[Entries from a dataset of interfaces]
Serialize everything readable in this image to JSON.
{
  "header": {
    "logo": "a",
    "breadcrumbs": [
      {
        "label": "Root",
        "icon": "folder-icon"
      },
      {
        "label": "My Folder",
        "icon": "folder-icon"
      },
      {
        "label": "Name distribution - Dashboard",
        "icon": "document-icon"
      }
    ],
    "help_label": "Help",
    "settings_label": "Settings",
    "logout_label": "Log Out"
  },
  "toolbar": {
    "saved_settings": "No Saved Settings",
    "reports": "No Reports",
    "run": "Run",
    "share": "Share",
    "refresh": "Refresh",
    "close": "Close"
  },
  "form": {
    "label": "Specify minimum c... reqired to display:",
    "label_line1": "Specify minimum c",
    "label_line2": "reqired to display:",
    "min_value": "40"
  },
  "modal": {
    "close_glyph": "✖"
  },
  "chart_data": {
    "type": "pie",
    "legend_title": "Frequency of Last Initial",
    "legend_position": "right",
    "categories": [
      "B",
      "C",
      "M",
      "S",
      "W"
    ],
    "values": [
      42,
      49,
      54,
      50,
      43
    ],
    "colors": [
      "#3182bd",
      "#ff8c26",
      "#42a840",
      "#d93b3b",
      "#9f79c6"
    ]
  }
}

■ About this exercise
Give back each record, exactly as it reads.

■ Answer for this exercise
Serialize everything readable in this image to JSON.
{
  "header": {
    "logo": "a",
    "breadcrumbs": [
      {
        "label": "Root",
        "icon": "folder-icon"
      },
      {
        "label": "My Folder",
        "icon": "folder-icon"
      },
      {
        "label": "Name distribution - Dashboard",
        "icon": "document-icon"
      }
    ],
    "help_label": "Help",
    "settings_label": "Settings",
    "logout_label": "Log Out"
  },
  "toolbar": {
    "saved_settings": "No Saved Settings",
    "reports": "No Reports",
    "run": "Run",
    "share": "Share",
    "refresh": "Refresh",
    "close": "Close"
  },
  "form": {
    "label": "Specify minimum c... reqired to display:",
    "label_line1": "Specify minimum c",
    "label_line2": "reqired to display:",
    "min_value": "40"
  },
  "modal": {
    "close_glyph": "✖"
  },
  "chart_data": {
    "type": "pie",
    "legend_title": "Frequency of Last Initial",
    "legend_position": "right",
    "categories": [
      "B",
      "C",
      "M",
      "S",
      "W"
    ],
    "values": [
      42,
      49,
      54,
      50,
      43
    ],
    "colors": [
      "#3182bd",
      "#ff8c26",
      "#42a840",
      "#d93b3b",
      "#9f79c6"
    ]
  }
}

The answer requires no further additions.